The Asia Pacific commercial real estate sector decreased 23 per cent compared to the fourth quarter of 2020, according to JLL’s Capital Tracker report.
JLL’s report said there had been $A43 billion in direct investments in the first quarter of 2021, which was a decline of less than 1 per cent year-on-year.
Australia saw volumes increase by 68 per cent year-on-year, with $A4.1 billion of transactions, which included the acquisition of Martin Metro Place South Tower by Investa and Manulife.
Majority of investment activity occurred in markets with strong domestic liquidity bases, with transactions in Japan ($A14.8 billion), China ($10.7 billion) and South Korea ($5.5 billion) comprised over 70 per cent of total investment volume in the first quarter – mirroring activity in 2020.
Singapore’s volumes surged by around 280 per cent year-on-year to $A3.2 billion, prompted by large investments by global players including the strategic investment of Allianz Real Estate into OUE Bayfront core asset.
JLL capital markets chief executive Stuart Crow said first quarter investment volumes are typically on the light side, irrespective of the year.
“Investors refine strategies, complete due diligence and search for new opportunities – 2021 was no exception,” he said.
“However, solid deal flow in the fourth quarter of 2020 coupled with record amounts of dry powder waiting to be deployed give us confidence that the recovery will gain further momentum as the year progresses.”
JLL head of capital markets research Regina Lim said logistics assets continued to attract investor interest in the first quarter, with volumes rising 26 per cent year-on-year and comprising 23 per cent of all transactions.
She added office space remains the region’s largest commercial real estate sector, with 47 per cent of all investment in the first quarter.
“Allocations to Asia Pacific will only grow in 2021 with transactions fuelled by recent activity in markets with strong domestic liquidity and the region’s attractiveness to global investors,” she said.
“Secular tailwinds will continue to accelerate the weight of capital into sectors like logistics, while new economy themes will drive capital allocations this year and beyond.

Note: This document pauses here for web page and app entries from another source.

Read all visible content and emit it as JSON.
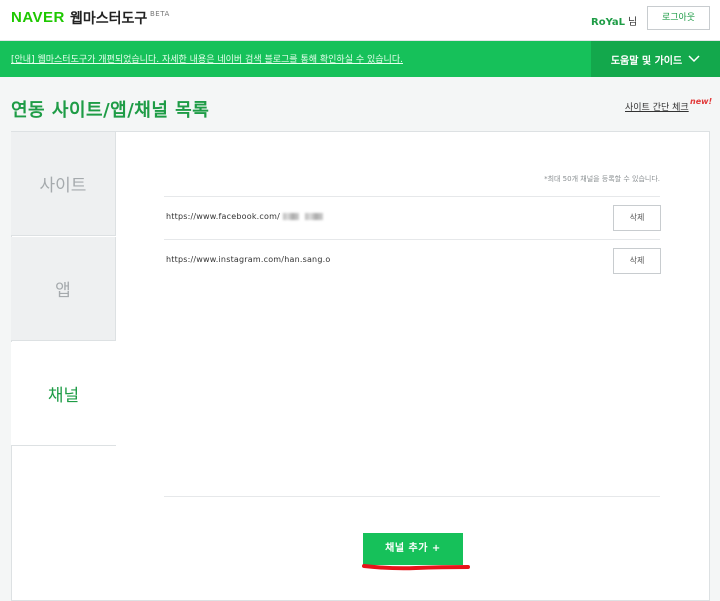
{
  "header": {
    "logo_brand": "NAVER",
    "logo_title": "웹마스터도구",
    "logo_badge": "BETA",
    "user_name": "RoYaL",
    "user_suffix": "님",
    "logout_label": "로그아웃"
  },
  "notice": {
    "text": "[안내] 웹마스터도구가 개편되었습니다. 자세한 내용은 네이버 검색 블로그를 통해 확인하실 수 있습니다.",
    "guide_label": "도움말 및 가이드"
  },
  "page": {
    "title": "연동 사이트/앱/채널 목록",
    "site_check_label": "사이트 간단 체크",
    "new_badge": "new!"
  },
  "tabs": [
    {
      "label": "사이트",
      "active": false
    },
    {
      "label": "앱",
      "active": false
    },
    {
      "label": "채널",
      "active": true
    }
  ],
  "channels": {
    "help_text": "*최대 50개 채널을 등록할 수 있습니다.",
    "items": [
      {
        "url": "https://www.facebook.com/",
        "delete_label": "삭제"
      },
      {
        "url": "https://www.instagram.com/han.sang.o",
        "delete_label": "삭제"
      }
    ],
    "add_label": "채널 추가 +"
  },
  "colors": {
    "brand_green": "#16c15a",
    "text_green": "#1e9c46",
    "guide_green": "#13a84c",
    "annotation_red": "#e8141b"
  }
}
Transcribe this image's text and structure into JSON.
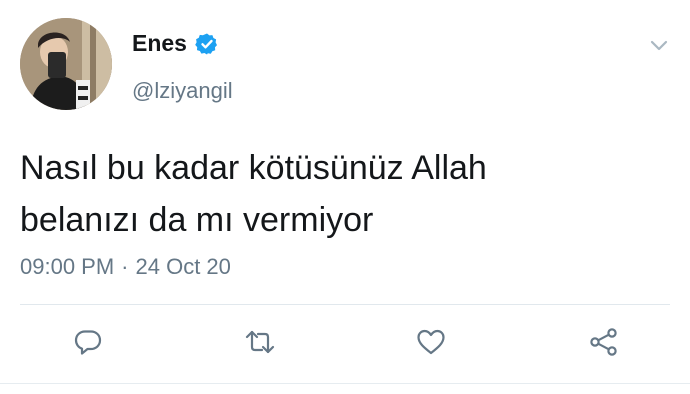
{
  "user": {
    "display_name": "Enes",
    "handle": "@lziyangil"
  },
  "tweet": {
    "text_line1": "Nasıl bu kadar kötüsünüz Allah",
    "text_line2": "belanızı da mı vermiyor",
    "time": "09:00 PM",
    "separator": "·",
    "date": "24 Oct 20"
  },
  "icons": {
    "verified": "verified-badge-icon",
    "more": "chevron-down-icon",
    "reply": "reply-icon",
    "retweet": "retweet-icon",
    "like": "heart-icon",
    "share": "share-icon"
  },
  "colors": {
    "verified_blue": "#1da1f2",
    "text_primary": "#14171a",
    "text_secondary": "#657786",
    "icon_gray": "#657786"
  }
}
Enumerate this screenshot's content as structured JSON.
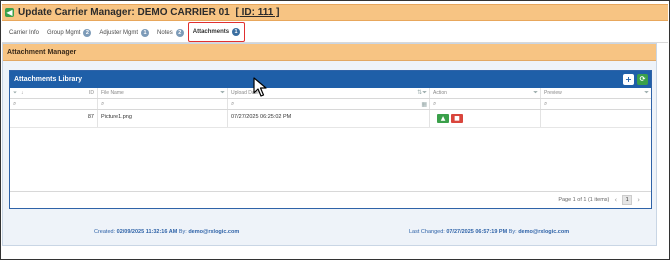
{
  "header": {
    "title": "Update Carrier Manager: DEMO CARRIER 01",
    "id_link": "[ ID: 111 ]",
    "back_icon": "arrow-left-icon"
  },
  "tabs": [
    {
      "label": "Carrier Info",
      "badge": ""
    },
    {
      "label": "Group Mgmt",
      "badge": "2"
    },
    {
      "label": "Adjuster Mgmt",
      "badge": "1"
    },
    {
      "label": "Notes",
      "badge": "2"
    },
    {
      "label": "Attachments",
      "badge": "1",
      "active": true
    }
  ],
  "section": {
    "title": "Attachment Manager"
  },
  "library": {
    "title": "Attachments Library",
    "add_icon": "plus-icon",
    "refresh_icon": "refresh-icon",
    "columns": [
      "ID",
      "File Name",
      "Upload Date",
      "Action",
      "Preview"
    ],
    "sort_indicator": "↓",
    "rows": [
      {
        "id": "87",
        "file_name": "Picture1.png",
        "upload_date": "07/27/2025 06:25:02 PM"
      }
    ],
    "pager": {
      "summary": "Page 1 of 1 (1 items)",
      "current_page": "1"
    }
  },
  "footer": {
    "created_label": "Created:",
    "created_value": "02/09/2025 11:32:16 AM",
    "created_by_label": "By:",
    "created_by": "demo@rxlogic.com",
    "changed_label": "Last Changed:",
    "changed_value": "07/27/2025 06:57:19 PM",
    "changed_by_label": "By:",
    "changed_by": "demo@rxlogic.com"
  },
  "colors": {
    "header_bg": "#f7c483",
    "library_header_bg": "#1f5fa8",
    "active_tab_border": "#e03030",
    "download_button": "#3aa04a",
    "delete_button": "#d9453c"
  }
}
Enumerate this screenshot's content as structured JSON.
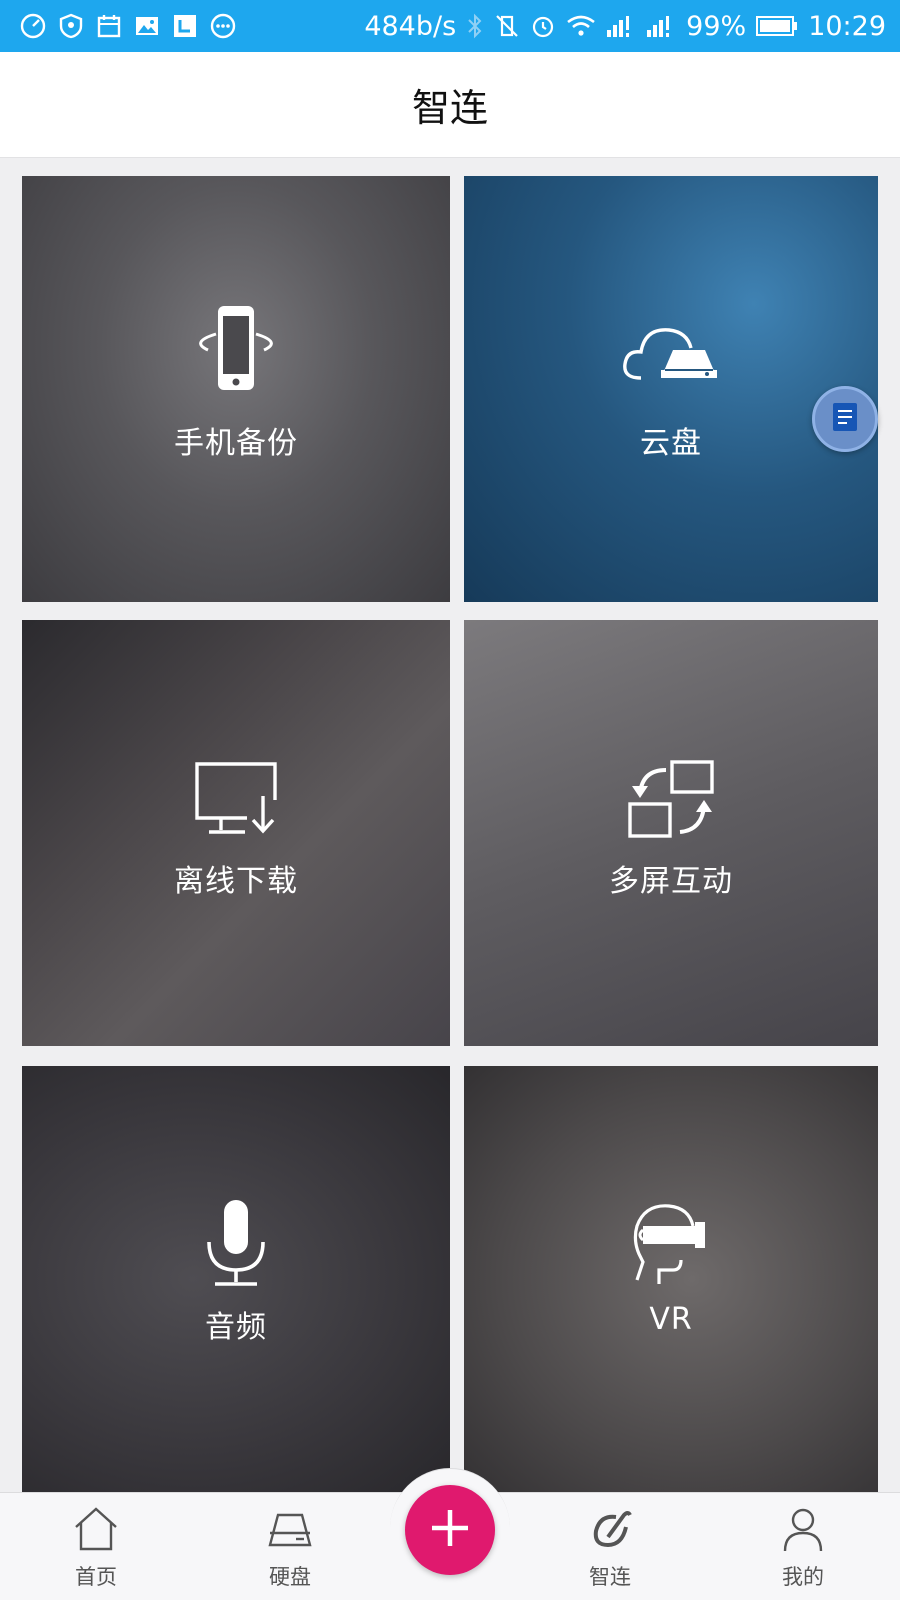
{
  "status_bar": {
    "left_icons": [
      "speed-icon",
      "shield-icon",
      "calendar-icon",
      "image-icon",
      "app-icon",
      "more-icon"
    ],
    "network_speed": "484b/s",
    "battery": "99%",
    "time": "10:29"
  },
  "header": {
    "title": "智连"
  },
  "tiles": [
    {
      "label": "手机备份",
      "icon": "phone-rotate-icon"
    },
    {
      "label": "云盘",
      "icon": "cloud-drive-icon"
    },
    {
      "label": "离线下载",
      "icon": "monitor-download-icon"
    },
    {
      "label": "多屏互动",
      "icon": "screen-switch-icon"
    },
    {
      "label": "音频",
      "icon": "microphone-icon"
    },
    {
      "label": "VR",
      "icon": "vr-headset-icon"
    }
  ],
  "bottom_nav": {
    "items": [
      {
        "label": "首页",
        "icon": "home-icon"
      },
      {
        "label": "硬盘",
        "icon": "harddisk-icon"
      },
      {
        "label": "智连",
        "icon": "link-icon"
      },
      {
        "label": "我的",
        "icon": "user-icon"
      }
    ],
    "fab_icon": "plus-icon"
  },
  "colors": {
    "status_bar": "#1ea7ee",
    "fab": "#e0196e",
    "float_button": "#6a8fc8"
  }
}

“We maintain that investment volumes will rise by 15 to 20 per cent in 2021, driven by structural growth in logistics, data centres and multifamily sectors, while office investments are likely to rebound in tandem with economic growth.”